(App and web page records)
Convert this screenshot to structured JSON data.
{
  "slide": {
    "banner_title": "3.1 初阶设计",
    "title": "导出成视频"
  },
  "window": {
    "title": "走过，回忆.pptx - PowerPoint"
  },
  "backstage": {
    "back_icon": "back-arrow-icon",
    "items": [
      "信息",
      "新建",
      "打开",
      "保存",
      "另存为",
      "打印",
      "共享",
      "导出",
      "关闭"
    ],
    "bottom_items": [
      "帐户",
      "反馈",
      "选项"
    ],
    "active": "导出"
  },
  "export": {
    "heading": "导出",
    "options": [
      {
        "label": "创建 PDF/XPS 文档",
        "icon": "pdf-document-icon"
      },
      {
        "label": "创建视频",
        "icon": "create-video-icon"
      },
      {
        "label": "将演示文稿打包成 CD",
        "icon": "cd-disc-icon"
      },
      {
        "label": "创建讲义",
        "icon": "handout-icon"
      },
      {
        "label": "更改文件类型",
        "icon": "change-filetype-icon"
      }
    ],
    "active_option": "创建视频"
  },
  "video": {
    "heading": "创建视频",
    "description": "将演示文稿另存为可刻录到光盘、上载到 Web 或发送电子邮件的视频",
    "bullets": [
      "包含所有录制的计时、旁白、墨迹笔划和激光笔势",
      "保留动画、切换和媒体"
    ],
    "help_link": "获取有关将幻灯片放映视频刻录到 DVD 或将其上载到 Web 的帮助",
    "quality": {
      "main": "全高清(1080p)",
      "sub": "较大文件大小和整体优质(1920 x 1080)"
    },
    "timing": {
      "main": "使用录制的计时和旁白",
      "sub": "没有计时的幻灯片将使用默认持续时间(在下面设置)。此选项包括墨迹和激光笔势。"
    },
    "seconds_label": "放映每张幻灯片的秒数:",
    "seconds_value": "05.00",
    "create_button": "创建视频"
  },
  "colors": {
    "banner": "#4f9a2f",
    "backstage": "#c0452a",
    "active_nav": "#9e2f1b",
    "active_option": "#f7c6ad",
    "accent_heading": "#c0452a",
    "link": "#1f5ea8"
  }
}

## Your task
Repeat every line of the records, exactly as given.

## Response
Convert this screenshot to structured JSON data.
{
  "slide": {
    "banner_title": "3.1 初阶设计",
    "title": "导出成视频"
  },
  "window": {
    "title": "走过，回忆.pptx - PowerPoint"
  },
  "backstage": {
    "back_icon": "back-arrow-icon",
    "items": [
      "信息",
      "新建",
      "打开",
      "保存",
      "另存为",
      "打印",
      "共享",
      "导出",
      "关闭"
    ],
    "bottom_items": [
      "帐户",
      "反馈",
      "选项"
    ],
    "active": "导出"
  },
  "export": {
    "heading": "导出",
    "options": [
      {
        "label": "创建 PDF/XPS 文档",
        "icon": "pdf-document-icon"
      },
      {
        "label": "创建视频",
        "icon": "create-video-icon"
      },
      {
        "label": "将演示文稿打包成 CD",
        "icon": "cd-disc-icon"
      },
      {
        "label": "创建讲义",
        "icon": "handout-icon"
      },
      {
        "label": "更改文件类型",
        "icon": "change-filetype-icon"
      }
    ],
    "active_option": "创建视频"
  },
  "video": {
    "heading": "创建视频",
    "description": "将演示文稿另存为可刻录到光盘、上载到 Web 或发送电子邮件的视频",
    "bullets": [
      "包含所有录制的计时、旁白、墨迹笔划和激光笔势",
      "保留动画、切换和媒体"
    ],
    "help_link": "获取有关将幻灯片放映视频刻录到 DVD 或将其上载到 Web 的帮助",
    "quality": {
      "main": "全高清(1080p)",
      "sub": "较大文件大小和整体优质(1920 x 1080)"
    },
    "timing": {
      "main": "使用录制的计时和旁白",
      "sub": "没有计时的幻灯片将使用默认持续时间(在下面设置)。此选项包括墨迹和激光笔势。"
    },
    "seconds_label": "放映每张幻灯片的秒数:",
    "seconds_value": "05.00",
    "create_button": "创建视频"
  },
  "colors": {
    "banner": "#4f9a2f",
    "backstage": "#c0452a",
    "active_nav": "#9e2f1b",
    "active_option": "#f7c6ad",
    "accent_heading": "#c0452a",
    "link": "#1f5ea8"
  }
}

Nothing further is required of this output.